• **Work required**
Go through the data below and return each line containing the word "Ordner".

• **Source data**

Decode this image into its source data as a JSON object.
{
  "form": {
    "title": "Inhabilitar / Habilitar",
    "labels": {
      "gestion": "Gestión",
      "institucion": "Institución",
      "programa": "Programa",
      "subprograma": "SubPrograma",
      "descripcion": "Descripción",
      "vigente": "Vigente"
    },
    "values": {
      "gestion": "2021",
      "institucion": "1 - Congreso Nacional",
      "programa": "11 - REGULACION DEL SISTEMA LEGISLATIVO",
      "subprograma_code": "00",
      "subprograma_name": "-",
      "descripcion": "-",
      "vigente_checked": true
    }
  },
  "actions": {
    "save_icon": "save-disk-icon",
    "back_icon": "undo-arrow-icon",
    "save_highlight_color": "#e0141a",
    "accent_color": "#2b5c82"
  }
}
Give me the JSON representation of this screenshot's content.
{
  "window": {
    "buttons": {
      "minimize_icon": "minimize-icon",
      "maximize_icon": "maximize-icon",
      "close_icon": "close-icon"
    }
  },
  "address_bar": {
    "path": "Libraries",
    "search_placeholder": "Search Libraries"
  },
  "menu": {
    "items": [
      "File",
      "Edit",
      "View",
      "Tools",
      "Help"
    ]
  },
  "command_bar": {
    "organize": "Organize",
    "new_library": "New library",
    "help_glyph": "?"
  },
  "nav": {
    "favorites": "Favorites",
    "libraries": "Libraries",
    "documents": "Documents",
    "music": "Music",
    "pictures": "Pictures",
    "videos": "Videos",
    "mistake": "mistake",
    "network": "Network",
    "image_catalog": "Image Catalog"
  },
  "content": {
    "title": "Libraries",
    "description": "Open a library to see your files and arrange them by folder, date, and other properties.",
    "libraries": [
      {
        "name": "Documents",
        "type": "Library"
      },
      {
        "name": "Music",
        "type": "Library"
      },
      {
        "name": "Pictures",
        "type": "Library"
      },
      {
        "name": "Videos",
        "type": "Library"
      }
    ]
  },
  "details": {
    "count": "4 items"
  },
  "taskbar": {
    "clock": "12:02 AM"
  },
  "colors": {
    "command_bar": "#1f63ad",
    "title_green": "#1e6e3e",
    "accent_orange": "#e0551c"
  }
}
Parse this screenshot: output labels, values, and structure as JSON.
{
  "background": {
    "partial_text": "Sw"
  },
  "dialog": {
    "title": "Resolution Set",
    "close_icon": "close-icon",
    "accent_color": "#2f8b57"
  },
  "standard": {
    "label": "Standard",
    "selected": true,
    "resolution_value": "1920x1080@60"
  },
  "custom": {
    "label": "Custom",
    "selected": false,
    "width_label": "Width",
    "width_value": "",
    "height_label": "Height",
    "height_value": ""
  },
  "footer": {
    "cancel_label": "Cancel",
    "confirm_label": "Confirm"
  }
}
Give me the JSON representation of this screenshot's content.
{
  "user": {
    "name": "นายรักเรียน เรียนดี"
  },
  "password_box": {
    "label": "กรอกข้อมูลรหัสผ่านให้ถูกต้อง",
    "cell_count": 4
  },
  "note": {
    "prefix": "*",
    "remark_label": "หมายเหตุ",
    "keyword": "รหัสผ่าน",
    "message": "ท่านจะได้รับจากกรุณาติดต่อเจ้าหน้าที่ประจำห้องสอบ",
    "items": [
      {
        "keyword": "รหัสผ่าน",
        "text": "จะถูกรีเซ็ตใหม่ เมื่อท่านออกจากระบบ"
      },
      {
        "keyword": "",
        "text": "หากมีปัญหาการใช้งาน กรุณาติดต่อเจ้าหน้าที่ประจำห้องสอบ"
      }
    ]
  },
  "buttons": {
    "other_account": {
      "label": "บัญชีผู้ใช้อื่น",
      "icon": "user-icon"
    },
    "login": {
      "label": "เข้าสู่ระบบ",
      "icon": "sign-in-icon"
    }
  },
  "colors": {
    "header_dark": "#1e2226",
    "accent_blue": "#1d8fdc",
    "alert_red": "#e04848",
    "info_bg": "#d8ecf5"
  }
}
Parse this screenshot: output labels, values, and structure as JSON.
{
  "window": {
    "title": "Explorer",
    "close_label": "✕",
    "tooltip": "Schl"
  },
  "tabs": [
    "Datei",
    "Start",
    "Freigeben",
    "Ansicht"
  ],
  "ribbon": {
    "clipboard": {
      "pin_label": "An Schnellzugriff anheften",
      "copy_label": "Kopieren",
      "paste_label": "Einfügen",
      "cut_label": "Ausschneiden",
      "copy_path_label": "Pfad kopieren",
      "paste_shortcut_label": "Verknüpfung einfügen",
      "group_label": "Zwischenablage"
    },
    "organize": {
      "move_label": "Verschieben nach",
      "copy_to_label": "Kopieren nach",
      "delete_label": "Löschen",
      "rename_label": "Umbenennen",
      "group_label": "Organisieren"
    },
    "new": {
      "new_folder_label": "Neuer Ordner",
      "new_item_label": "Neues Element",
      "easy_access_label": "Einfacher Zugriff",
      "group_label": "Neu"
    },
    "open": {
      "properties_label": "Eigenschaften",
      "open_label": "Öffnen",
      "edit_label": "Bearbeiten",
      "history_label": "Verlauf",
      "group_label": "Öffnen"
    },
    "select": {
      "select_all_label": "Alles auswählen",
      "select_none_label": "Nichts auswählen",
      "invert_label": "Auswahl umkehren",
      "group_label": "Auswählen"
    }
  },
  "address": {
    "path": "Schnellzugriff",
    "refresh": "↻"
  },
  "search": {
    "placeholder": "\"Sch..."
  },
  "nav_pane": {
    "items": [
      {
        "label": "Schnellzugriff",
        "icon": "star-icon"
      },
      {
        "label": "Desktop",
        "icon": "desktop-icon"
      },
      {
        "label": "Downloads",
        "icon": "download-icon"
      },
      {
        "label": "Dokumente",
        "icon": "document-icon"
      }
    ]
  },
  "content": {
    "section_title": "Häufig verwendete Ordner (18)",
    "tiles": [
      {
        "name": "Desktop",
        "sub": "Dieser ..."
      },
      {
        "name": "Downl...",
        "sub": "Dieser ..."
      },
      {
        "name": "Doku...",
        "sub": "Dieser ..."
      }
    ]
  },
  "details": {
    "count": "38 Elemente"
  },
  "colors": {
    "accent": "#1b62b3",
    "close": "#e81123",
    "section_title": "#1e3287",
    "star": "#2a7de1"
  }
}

• **Task answer**
      "new_folder_label": "Neuer Ordner",
    "section_title": "Häufig verwendete Ordner (18)",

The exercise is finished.